According to court documents, Feuerstein is scheduled to step down as chief executive officer when the company emerges from Chapter 11 bankruptcy (likely in May) unless he can secure $92 million to satisfy claims by creditors and lenders before then. If Feuerstein can raise the money, he can exercise an exclusive option in the reorganization plan to regain control of the company.
Should Feuerstein fail to raise the money before Malden emerges from Chapter 11, he would give up the CEO title, but would remain president and chairman and continue to draw a paycheck under a five-year employment agreement. In addition, the plan allows that Feuerstein will still have until July 30 to raise the $92 million and regain control of the company at a set price.

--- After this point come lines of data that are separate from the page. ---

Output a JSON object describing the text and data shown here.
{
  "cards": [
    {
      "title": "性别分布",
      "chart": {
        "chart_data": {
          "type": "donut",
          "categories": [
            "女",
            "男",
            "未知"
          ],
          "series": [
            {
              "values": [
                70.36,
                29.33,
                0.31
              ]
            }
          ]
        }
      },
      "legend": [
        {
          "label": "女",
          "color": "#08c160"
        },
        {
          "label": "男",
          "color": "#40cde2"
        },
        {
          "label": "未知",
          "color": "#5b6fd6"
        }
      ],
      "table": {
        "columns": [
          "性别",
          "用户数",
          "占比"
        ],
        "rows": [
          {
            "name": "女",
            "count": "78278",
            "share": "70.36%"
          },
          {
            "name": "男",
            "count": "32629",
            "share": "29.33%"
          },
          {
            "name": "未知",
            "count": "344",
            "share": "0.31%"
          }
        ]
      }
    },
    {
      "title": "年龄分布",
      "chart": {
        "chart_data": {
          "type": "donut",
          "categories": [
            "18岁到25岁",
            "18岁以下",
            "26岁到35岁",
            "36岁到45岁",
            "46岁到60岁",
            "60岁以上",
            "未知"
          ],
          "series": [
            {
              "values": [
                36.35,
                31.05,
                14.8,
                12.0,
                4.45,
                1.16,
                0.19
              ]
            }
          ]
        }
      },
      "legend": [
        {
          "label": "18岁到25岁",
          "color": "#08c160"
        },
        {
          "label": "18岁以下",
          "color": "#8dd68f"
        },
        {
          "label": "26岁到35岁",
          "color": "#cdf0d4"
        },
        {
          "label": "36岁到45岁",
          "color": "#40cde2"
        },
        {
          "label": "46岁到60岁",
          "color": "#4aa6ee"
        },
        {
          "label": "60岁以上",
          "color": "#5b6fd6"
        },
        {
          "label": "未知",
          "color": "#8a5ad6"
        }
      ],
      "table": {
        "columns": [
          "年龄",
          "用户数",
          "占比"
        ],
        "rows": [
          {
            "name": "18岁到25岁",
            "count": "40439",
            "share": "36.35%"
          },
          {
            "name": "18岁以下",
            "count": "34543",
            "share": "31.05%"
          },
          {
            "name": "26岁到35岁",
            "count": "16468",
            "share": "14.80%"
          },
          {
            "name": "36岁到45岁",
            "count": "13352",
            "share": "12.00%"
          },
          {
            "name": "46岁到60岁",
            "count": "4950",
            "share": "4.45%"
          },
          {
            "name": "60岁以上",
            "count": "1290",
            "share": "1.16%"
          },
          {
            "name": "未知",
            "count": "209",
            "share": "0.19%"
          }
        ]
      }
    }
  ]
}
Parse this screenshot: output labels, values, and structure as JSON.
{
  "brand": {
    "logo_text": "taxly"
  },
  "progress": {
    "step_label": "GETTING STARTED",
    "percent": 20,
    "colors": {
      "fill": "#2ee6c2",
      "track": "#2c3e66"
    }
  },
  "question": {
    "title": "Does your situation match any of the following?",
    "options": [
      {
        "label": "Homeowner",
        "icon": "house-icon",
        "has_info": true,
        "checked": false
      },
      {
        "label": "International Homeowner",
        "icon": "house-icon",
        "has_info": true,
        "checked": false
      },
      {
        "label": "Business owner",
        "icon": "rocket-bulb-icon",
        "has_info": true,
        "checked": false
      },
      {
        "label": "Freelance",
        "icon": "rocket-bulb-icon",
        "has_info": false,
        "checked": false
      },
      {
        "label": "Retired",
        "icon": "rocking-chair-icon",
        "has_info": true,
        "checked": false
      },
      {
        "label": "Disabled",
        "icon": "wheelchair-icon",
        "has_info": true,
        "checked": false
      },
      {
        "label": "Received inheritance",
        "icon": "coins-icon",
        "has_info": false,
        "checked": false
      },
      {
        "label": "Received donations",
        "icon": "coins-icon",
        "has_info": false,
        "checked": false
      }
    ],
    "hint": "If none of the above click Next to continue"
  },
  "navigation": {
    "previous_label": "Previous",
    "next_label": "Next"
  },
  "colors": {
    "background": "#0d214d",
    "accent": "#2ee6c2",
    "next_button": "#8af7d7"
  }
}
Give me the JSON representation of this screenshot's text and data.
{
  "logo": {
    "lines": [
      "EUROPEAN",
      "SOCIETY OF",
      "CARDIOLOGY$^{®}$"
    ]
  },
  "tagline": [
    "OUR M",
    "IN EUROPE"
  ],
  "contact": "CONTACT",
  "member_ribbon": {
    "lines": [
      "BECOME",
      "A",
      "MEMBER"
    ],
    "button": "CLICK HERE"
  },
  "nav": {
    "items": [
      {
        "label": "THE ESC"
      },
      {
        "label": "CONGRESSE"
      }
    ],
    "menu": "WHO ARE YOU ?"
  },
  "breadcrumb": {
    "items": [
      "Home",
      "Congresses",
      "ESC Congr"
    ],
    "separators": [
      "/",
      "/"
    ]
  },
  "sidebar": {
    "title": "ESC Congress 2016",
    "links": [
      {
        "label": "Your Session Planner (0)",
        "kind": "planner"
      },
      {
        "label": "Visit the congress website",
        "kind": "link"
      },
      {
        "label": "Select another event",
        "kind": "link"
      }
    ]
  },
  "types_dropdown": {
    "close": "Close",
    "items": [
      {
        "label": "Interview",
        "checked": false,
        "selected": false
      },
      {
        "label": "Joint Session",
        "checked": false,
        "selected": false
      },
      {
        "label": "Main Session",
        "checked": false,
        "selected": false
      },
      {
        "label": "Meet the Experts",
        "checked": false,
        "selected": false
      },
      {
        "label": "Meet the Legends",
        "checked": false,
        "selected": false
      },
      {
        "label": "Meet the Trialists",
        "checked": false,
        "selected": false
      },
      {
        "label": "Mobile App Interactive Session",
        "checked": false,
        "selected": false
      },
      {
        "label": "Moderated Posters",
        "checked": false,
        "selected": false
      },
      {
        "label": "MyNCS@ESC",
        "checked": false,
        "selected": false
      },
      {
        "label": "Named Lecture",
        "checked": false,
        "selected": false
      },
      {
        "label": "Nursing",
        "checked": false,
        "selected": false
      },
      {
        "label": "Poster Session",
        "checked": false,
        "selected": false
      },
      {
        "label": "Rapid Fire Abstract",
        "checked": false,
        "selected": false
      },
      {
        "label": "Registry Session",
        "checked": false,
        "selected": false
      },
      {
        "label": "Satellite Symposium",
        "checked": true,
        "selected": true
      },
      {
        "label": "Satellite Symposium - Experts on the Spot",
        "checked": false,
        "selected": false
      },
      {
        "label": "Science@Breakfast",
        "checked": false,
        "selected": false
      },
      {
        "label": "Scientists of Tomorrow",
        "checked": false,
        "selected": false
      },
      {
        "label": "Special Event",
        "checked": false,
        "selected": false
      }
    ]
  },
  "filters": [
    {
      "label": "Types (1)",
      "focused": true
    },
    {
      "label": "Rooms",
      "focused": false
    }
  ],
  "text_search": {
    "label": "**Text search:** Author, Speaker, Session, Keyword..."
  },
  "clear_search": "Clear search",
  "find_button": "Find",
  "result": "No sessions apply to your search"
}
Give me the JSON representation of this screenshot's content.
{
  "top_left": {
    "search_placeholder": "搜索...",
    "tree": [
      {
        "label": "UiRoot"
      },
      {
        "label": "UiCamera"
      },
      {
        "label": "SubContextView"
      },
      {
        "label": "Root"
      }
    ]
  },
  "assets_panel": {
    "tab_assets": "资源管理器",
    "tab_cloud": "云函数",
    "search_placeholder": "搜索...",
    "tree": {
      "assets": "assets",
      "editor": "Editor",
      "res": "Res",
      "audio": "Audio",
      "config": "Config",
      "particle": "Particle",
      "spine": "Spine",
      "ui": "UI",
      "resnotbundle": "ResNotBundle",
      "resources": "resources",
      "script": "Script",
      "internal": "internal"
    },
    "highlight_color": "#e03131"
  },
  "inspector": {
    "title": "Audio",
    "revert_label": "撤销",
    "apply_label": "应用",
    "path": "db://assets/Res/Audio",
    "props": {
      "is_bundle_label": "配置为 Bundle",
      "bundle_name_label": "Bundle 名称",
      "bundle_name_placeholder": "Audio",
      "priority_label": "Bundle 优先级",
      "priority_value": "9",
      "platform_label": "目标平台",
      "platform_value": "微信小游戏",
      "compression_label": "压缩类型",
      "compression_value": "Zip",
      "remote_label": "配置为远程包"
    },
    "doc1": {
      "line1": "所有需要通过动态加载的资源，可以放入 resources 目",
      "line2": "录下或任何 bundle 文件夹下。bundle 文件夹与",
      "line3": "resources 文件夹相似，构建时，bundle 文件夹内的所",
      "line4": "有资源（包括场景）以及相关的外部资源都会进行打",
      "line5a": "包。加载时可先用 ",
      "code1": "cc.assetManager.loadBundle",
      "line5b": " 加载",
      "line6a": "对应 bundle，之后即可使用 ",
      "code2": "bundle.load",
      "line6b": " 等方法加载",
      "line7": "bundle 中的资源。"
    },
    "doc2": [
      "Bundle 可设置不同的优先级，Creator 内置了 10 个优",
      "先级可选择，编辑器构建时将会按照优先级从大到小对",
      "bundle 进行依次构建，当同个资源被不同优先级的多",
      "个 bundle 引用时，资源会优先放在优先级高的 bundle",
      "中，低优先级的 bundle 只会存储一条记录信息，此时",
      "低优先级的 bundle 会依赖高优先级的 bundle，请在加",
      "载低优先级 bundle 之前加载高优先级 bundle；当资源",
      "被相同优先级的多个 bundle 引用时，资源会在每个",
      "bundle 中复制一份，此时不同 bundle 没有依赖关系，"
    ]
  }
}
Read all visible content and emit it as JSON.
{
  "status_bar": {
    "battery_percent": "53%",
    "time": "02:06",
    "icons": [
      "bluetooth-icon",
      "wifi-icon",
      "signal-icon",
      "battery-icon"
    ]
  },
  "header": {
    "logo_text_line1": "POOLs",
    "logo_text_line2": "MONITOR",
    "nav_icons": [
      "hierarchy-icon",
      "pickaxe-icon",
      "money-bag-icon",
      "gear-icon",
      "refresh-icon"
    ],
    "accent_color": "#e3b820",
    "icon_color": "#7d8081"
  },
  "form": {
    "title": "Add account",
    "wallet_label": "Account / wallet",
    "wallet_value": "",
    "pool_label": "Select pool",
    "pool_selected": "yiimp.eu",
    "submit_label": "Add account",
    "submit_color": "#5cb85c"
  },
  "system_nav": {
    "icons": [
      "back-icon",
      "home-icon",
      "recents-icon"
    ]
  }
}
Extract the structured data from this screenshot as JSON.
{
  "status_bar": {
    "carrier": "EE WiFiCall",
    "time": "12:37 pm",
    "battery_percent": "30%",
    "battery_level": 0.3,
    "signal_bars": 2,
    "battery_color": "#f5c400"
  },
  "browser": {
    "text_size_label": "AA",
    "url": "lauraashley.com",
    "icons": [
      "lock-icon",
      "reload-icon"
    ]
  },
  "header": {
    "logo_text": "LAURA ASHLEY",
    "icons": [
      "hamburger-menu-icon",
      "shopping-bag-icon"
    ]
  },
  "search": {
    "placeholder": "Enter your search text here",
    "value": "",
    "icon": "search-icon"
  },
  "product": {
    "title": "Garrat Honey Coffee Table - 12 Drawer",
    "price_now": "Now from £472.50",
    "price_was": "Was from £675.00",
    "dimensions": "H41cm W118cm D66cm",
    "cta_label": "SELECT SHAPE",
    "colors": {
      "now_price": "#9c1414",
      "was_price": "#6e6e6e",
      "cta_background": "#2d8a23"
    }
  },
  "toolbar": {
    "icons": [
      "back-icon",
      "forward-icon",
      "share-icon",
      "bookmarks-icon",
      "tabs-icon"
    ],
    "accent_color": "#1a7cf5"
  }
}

After July 30, Feuerstein will have another three years to exercise his exclusive option to regain control at yet another established price.
Malden Mills spokesperson David Costello told SNEWS that Feuerstein has already raised more than 50 percent of the $92 million.
SNEWS View: Malden is clearly hoping Feuerstein can retain control. His hand will undoubtedly be softer and more compassionate toward employees and programs than a bottom-line focused financial group. Our view is that no matter who assumes control, and we are certainly rooting for Feuerstein on a human and emotional level, Malden will continue to fire on all cylinders turning out innovative fabrics and blends.